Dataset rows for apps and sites
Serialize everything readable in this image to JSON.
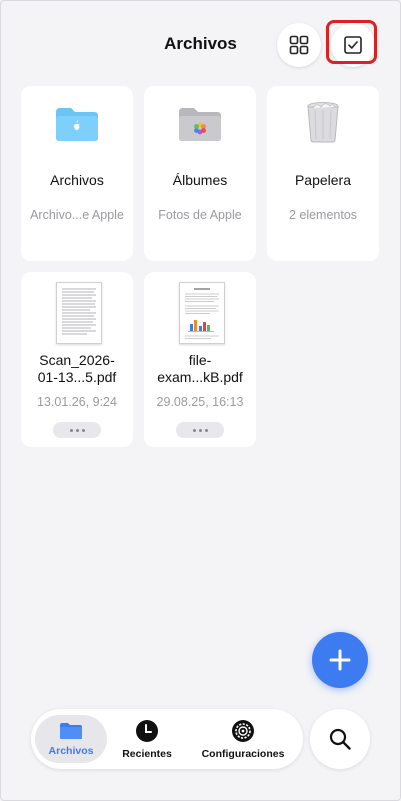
{
  "header": {
    "title": "Archivos"
  },
  "folders": [
    {
      "title": "Archivos",
      "subtitle": "Archivo...e Apple",
      "icon": "icloud-folder-icon"
    },
    {
      "title": "Álbumes",
      "subtitle": "Fotos de Apple",
      "icon": "photos-folder-icon"
    },
    {
      "title": "Papelera",
      "subtitle": "2 elementos",
      "icon": "trash-icon"
    }
  ],
  "files": [
    {
      "title_line1": "Scan_2026-",
      "title_line2": "01-13...5.pdf",
      "date": "13.01.26, 9:24"
    },
    {
      "title_line1": "file-",
      "title_line2": "exam...kB.pdf",
      "date": "29.08.25, 16:13"
    }
  ],
  "tabs": [
    {
      "label": "Archivos",
      "icon": "folder-icon",
      "active": true
    },
    {
      "label": "Recientes",
      "icon": "clock-icon",
      "active": false
    },
    {
      "label": "Configuraciones",
      "icon": "gear-icon",
      "active": false
    }
  ],
  "colors": {
    "accent": "#3d7bf0",
    "highlight": "#e02020",
    "background": "#f4f4f6"
  }
}
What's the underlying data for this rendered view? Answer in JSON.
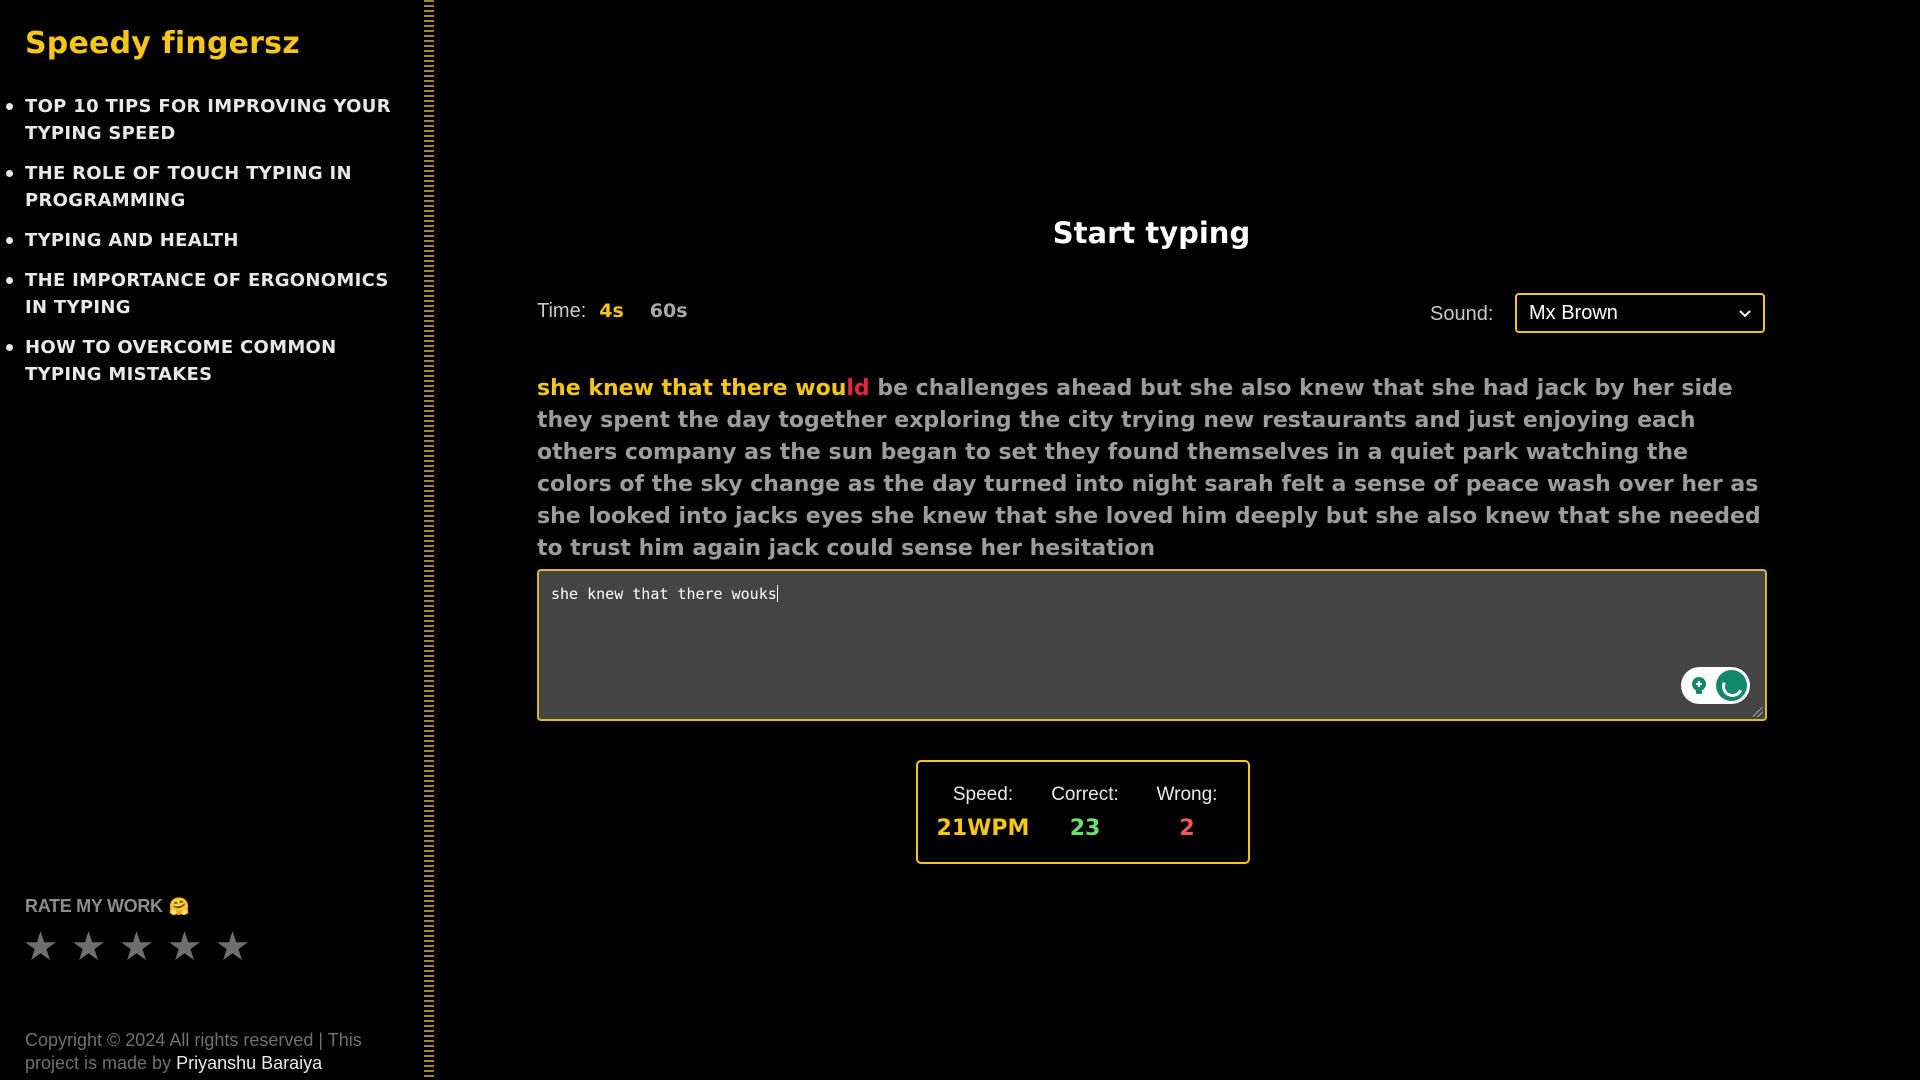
{
  "sidebar": {
    "brand": "Speedy fingersz",
    "items": [
      {
        "label": "TOP 10 TIPS FOR IMPROVING YOUR TYPING SPEED"
      },
      {
        "label": "THE ROLE OF TOUCH TYPING IN PROGRAMMING"
      },
      {
        "label": "TYPING AND HEALTH"
      },
      {
        "label": "THE IMPORTANCE OF ERGONOMICS IN TYPING"
      },
      {
        "label": "HOW TO OVERCOME COMMON TYPING MISTAKES"
      }
    ],
    "rate": {
      "title": "RATE MY WORK",
      "emoji": "🤗",
      "star_glyph": "★",
      "stars_max": 5,
      "rating": 0
    },
    "copyright": {
      "text": "Copyright © 2024 All rights reserved | This project is made by",
      "author": "Priyanshu Baraiya"
    }
  },
  "main": {
    "title": "Start typing",
    "time": {
      "label": "Time:",
      "options": [
        {
          "label": "4s",
          "active": true
        },
        {
          "label": "60s",
          "active": false
        }
      ]
    },
    "sound": {
      "label": "Sound:",
      "selected": "Mx Brown",
      "chevron": "⌄"
    },
    "passage": {
      "typed": "she knew that there wou",
      "wrong": "ld",
      "rest": " be challenges ahead but she also knew that she had jack by her side they spent the day together exploring the city trying new restaurants and just enjoying each others company as the sun began to set they found themselves in a quiet park watching the colors of the sky change as the day turned into night sarah felt a sense of peace wash over her as she looked into jacks eyes she knew that she loved him deeply but she also knew that she needed to trust him again jack could sense her hesitation"
    },
    "input": {
      "value": "she knew that there wouks"
    },
    "stats": {
      "speed": {
        "label": "Speed:",
        "value": "21WPM"
      },
      "correct": {
        "label": "Correct:",
        "value": "23"
      },
      "wrong": {
        "label": "Wrong:",
        "value": "2"
      }
    }
  },
  "colors": {
    "accent": "#f5c518",
    "background": "#000000",
    "correct": "#6ee06e",
    "wrong": "#ea5b5b",
    "error_char": "#e0283a"
  }
}
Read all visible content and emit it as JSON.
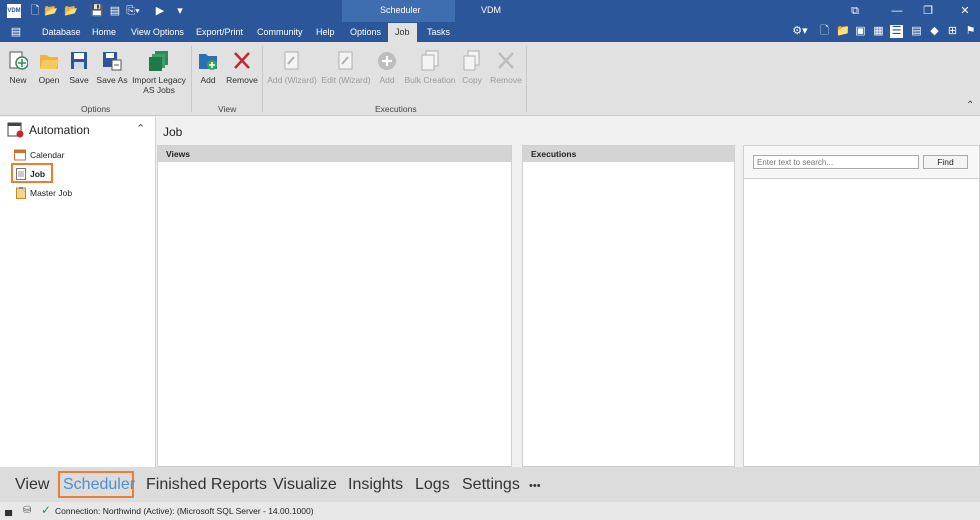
{
  "title_bar": {
    "app_badge": "VDM",
    "context_label": "Scheduler",
    "window_title": "VDM"
  },
  "ribbon_tabs": [
    "Database",
    "Home",
    "View Options",
    "Export/Print",
    "Community",
    "Help"
  ],
  "context_tabs": [
    "Options",
    "Job",
    "Tasks"
  ],
  "active_tab": "Job",
  "ribbon": {
    "options_group": {
      "label": "Options",
      "buttons": [
        "New",
        "Open",
        "Save",
        "Save As",
        "Import Legacy",
        "AS Jobs"
      ]
    },
    "view_group": {
      "label": "View",
      "buttons": [
        "Add",
        "Remove"
      ]
    },
    "executions_group": {
      "label": "Executions",
      "buttons": [
        "Add (Wizard)",
        "Edit (Wizard)",
        "Add",
        "Bulk Creation",
        "Copy",
        "Remove"
      ]
    }
  },
  "nav": {
    "header": "Automation",
    "items": [
      "Calendar",
      "Job",
      "Master Job"
    ],
    "selected": "Job"
  },
  "main": {
    "title": "Job",
    "views_header": "Views",
    "executions_header": "Executions",
    "search_placeholder": "Enter text to search...",
    "find_label": "Find"
  },
  "bottom_nav": {
    "items": [
      "View",
      "Scheduler",
      "Finished Reports",
      "Visualize",
      "Insights",
      "Logs",
      "Settings"
    ],
    "more": "•••",
    "active": "Scheduler"
  },
  "status": {
    "connection": "Connection: Northwind (Active): (Microsoft SQL Server - 14.00.1000)"
  },
  "colors": {
    "title_bar": "#2b579a",
    "accent_highlight": "#ed7d31",
    "ribbon_bg": "#e1e1e1"
  }
}
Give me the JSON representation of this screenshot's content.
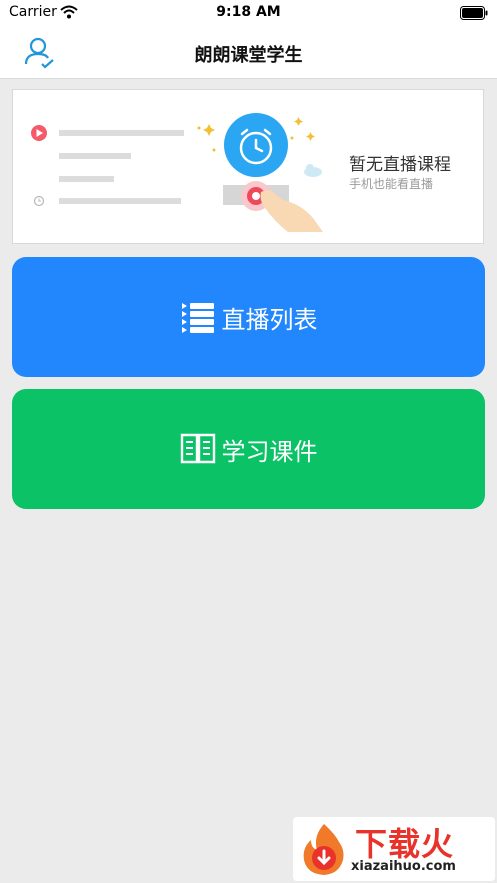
{
  "status_bar": {
    "carrier": "Carrier",
    "time": "9:18 AM"
  },
  "nav": {
    "title": "朗朗课堂学生",
    "user_icon": "user-check-icon"
  },
  "live_card": {
    "title": "暂无直播课程",
    "subtitle": "手机也能看直播"
  },
  "buttons": {
    "live_list": {
      "label": "直播列表",
      "icon": "list-icon",
      "color": "#2286fd"
    },
    "courseware": {
      "label": "学习课件",
      "icon": "book-icon",
      "color": "#0bc267"
    }
  },
  "watermark": {
    "main": "下载火",
    "sub": "xiazaihuo.com"
  },
  "colors": {
    "accent": "#2286fd",
    "green": "#0bc267",
    "background": "#ebebeb"
  }
}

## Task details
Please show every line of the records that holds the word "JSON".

## Answer area
Serialize everything readable in this image to JSON.
What's the underlying data for this rendered view? Answer in JSON.
Read all visible content and emit it as JSON.
Give me the JSON representation of this screenshot's content.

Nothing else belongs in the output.